Self-described “peer-reviewed rapper” Baba Brinkman has a new show — Rap Guide to Climate Chaos, playing at the SoHo Playhouse in New York City.
“It’s a little bit of comedy, a lot of music and maybe a little bit of TED talk sprinkled in,” said Brinkman. The one-man musical offers a funny, thoughtful look at the science, economics and politics of climate change — in verse and with a backbeat. The show received praise from critics at the Edinburgh Fringe Festival and delegates at the Paris Climate Conference, where he performed in December.
A white Canadian in his late 30s, Brinkman doesn’t fit the bill for a touring rap artist, but neither does his subject matter. Rap Guide to Climate Chaos is the latest installment in a canon of work that includes rap guides to religion, evolution and human nature — topics where public perceptions have strayed from empirical understanding.
“I like subjects where there is a scientific consensus and a public misconception about that fact,” said Brinkman. With climate change, “virtually all scientists agree. (A) it’s happening, (B) it’s dangerous and (C) it’s definitely human-made. And the public is confused about all three of those to varying degrees.”
Rap Guide to Climate Chaos offers head-bopping beats and verbal acrobatics, but its greatest achievement is managing to assimilate decades of research, policy, and public debate into short, catchy rhymes. Here’s Brinkman on the issues:
Brinkman doesn’t downplay the scale of the problem. He believes fussing over light bulbs and shopping bags is mostly pointless and frequently counterproductive. Brinkman says the best way to tackle climate change is to put a price on carbon. His measured approach has won converts from conservatives at his shows.

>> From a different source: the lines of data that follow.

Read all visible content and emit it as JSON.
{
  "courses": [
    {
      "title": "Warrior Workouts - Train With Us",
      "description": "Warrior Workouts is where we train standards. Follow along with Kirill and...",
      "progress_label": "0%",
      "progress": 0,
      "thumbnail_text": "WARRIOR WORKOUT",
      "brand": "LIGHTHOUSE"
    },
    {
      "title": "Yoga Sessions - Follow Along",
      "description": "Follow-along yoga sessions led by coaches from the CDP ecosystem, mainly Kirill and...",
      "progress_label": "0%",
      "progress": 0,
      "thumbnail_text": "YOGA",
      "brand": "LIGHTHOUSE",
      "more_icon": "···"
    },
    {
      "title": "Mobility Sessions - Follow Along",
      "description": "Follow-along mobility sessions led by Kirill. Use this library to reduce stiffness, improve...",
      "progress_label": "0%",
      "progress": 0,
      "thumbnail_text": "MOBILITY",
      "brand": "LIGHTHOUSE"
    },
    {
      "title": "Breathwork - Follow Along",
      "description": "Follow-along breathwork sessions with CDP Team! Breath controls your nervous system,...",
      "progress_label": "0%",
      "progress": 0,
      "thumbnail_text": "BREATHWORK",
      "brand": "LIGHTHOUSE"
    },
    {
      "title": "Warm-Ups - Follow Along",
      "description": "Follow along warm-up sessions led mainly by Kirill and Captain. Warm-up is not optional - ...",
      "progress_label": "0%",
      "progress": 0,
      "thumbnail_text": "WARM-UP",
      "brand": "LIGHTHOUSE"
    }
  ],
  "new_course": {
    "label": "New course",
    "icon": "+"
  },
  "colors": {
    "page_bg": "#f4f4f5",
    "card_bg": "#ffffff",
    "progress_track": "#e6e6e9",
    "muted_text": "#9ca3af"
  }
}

“I had a high school show that I did a couple of months ago, and the teacher that organized it forwarded me a note from one of the students,” said Brinkman. “[The student] said, ‘As a right-wing person, I don’t agree with a lot of Baba’s politics… but he did make me feel like if I became president, I would want to impose a carbon tax.”
“I just converted a potential Republican voter to carbon taxes,” mused Brinkman. “That’s it. I’m done. That’s all I needed.”
Rap Guide to Climate Chaos is the latest in a growing genre of performance art. In 2011, Greenland recreated the Copenhagen Climate Change Conference on London’s West End. In 2012, Jake Gyllenhaal starred as a climate-obsessed professor in If There Is I Haven’t Found It Yet, a play in which rising waters swept away parts of the set. The following year, Our Clement World premiered off-Broadway. Its author, Cynthia Hopkins, said she was inspired to write the show after hearing development economist Jeffrey Sachs speak to the role of artists in communicating the risks of climate change.
Brinkman is heeding the same call, trying to untangle the complexities of climate science for the uninitiated. He believes science is rich with facts that, while terrifying in their implications, are devoid of emotional substance. A climate model may forecast a global rise in temperature, but it cannot tell a story about the human suffering. Artists, Brinkman says, can bring color and meaning to a difficult subject.
“I think people associate science with facts, and facts on their own don’t really have any retention in our brains,” said Brinkman, “But if you can connect somebody with an emotional experience — if it’s something that impacts them directly, if they care about it, if they have a visceral basis for their memory — then it sticks.”